TRY IT: The records below are to be reproduced exactly, with the pictures left out.

┌─ PROVIDED RECORDS

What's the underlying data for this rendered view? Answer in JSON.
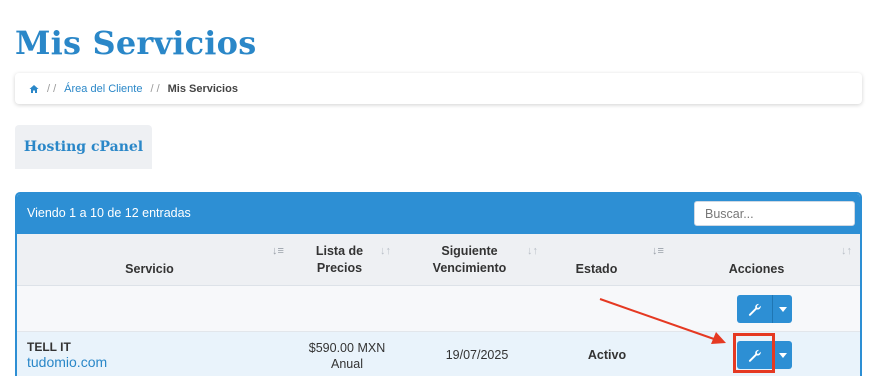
{
  "page": {
    "title": "Mis Servicios"
  },
  "breadcrumb": {
    "separator": "/ /",
    "items": [
      "Área del Cliente"
    ],
    "active": "Mis Servicios"
  },
  "tabs": [
    {
      "label": "Hosting cPanel"
    }
  ],
  "table": {
    "showing_text": "Viendo 1 a 10 de 12 entradas",
    "search_placeholder": "Buscar...",
    "columns": [
      {
        "label": "Servicio"
      },
      {
        "label": "Lista de Precios"
      },
      {
        "label": "Siguiente Vencimiento"
      },
      {
        "label": "Estado"
      },
      {
        "label": "Acciones"
      }
    ],
    "rows": [
      {
        "service_name": "TELL IT",
        "domain": "tudomio.com",
        "price": "$590.00 MXN",
        "cycle": "Anual",
        "next_due": "19/07/2025",
        "status": "Activo"
      }
    ]
  },
  "colors": {
    "brand": "#2a87c8",
    "table_header": "#2d8fd4",
    "annotation": "#e53922"
  },
  "icons": [
    "home-icon",
    "wrench-icon",
    "caret-down-icon",
    "sort-icon"
  ]
}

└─

YOUR SOLUTION:
What's the underlying data for this rendered view? Answer in JSON.
{
  "page": {
    "title": "Mis Servicios"
  },
  "breadcrumb": {
    "separator": "/ /",
    "items": [
      "Área del Cliente"
    ],
    "active": "Mis Servicios"
  },
  "tabs": [
    {
      "label": "Hosting cPanel"
    }
  ],
  "table": {
    "showing_text": "Viendo 1 a 10 de 12 entradas",
    "search_placeholder": "Buscar...",
    "columns": [
      {
        "label": "Servicio"
      },
      {
        "label": "Lista de Precios"
      },
      {
        "label": "Siguiente Vencimiento"
      },
      {
        "label": "Estado"
      },
      {
        "label": "Acciones"
      }
    ],
    "rows": [
      {
        "service_name": "TELL IT",
        "domain": "tudomio.com",
        "price": "$590.00 MXN",
        "cycle": "Anual",
        "next_due": "19/07/2025",
        "status": "Activo"
      }
    ]
  },
  "colors": {
    "brand": "#2a87c8",
    "table_header": "#2d8fd4",
    "annotation": "#e53922"
  },
  "icons": [
    "home-icon",
    "wrench-icon",
    "caret-down-icon",
    "sort-icon"
  ]
}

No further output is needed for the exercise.